◆ Exercise prompt: Reading the records below, how many lines contain "heart"? Respond with a number and nothing else.

Entries from a dataset of interfaces
==============================

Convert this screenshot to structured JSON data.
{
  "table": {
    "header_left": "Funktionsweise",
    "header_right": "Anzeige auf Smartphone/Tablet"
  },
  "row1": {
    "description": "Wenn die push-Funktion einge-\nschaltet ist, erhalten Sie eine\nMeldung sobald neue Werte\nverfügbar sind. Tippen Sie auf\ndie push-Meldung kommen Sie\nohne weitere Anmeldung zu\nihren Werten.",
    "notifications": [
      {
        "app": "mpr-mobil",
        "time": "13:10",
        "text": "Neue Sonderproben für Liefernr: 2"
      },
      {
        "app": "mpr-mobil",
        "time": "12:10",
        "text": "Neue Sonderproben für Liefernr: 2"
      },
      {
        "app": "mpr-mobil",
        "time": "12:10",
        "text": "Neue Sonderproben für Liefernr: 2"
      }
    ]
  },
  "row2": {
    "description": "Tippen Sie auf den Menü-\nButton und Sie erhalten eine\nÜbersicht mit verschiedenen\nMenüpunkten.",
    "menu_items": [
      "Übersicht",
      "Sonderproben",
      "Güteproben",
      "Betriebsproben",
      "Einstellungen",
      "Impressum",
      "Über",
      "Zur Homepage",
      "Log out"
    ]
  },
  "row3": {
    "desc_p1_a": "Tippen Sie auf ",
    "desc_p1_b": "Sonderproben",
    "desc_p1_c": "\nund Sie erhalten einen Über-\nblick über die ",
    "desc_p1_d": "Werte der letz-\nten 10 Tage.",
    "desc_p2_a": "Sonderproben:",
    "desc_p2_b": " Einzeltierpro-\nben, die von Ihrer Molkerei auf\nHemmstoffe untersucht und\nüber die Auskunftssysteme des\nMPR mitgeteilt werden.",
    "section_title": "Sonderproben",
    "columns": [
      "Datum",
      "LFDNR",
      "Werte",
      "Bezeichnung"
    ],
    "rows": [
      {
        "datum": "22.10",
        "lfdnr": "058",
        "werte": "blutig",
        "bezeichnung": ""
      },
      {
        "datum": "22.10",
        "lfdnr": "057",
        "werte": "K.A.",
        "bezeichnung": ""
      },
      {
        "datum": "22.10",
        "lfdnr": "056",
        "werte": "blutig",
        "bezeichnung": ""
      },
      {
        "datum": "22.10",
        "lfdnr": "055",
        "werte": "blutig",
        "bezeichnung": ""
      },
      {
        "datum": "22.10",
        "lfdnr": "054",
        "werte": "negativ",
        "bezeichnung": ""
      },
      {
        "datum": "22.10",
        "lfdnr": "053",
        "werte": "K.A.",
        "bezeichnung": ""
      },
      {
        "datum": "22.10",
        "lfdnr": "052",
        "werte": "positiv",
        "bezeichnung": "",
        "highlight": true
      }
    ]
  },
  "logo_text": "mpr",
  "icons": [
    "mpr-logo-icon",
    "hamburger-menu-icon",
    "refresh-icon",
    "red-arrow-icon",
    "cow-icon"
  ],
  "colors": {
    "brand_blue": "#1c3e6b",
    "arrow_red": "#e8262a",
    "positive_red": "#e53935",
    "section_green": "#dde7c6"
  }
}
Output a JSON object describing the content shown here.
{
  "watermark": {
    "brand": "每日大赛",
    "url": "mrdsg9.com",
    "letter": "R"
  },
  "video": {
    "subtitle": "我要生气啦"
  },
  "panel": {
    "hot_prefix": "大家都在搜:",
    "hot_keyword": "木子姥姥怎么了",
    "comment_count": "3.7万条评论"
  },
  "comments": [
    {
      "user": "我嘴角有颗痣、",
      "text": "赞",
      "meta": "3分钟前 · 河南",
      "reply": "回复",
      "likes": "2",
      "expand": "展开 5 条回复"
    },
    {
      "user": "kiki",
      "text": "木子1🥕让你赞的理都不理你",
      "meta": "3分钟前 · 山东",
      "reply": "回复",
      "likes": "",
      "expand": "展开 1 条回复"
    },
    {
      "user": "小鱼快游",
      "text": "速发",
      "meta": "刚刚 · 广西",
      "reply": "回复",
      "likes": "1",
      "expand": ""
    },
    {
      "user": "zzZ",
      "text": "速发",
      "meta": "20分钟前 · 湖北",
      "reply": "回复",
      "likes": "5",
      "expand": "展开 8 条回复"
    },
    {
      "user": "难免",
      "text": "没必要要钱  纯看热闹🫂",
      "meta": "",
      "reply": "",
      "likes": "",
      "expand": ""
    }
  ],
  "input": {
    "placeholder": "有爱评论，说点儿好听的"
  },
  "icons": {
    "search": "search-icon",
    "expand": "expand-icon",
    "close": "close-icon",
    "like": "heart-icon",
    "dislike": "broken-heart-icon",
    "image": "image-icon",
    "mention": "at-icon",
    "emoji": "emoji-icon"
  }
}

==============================

◆ Answer section: 2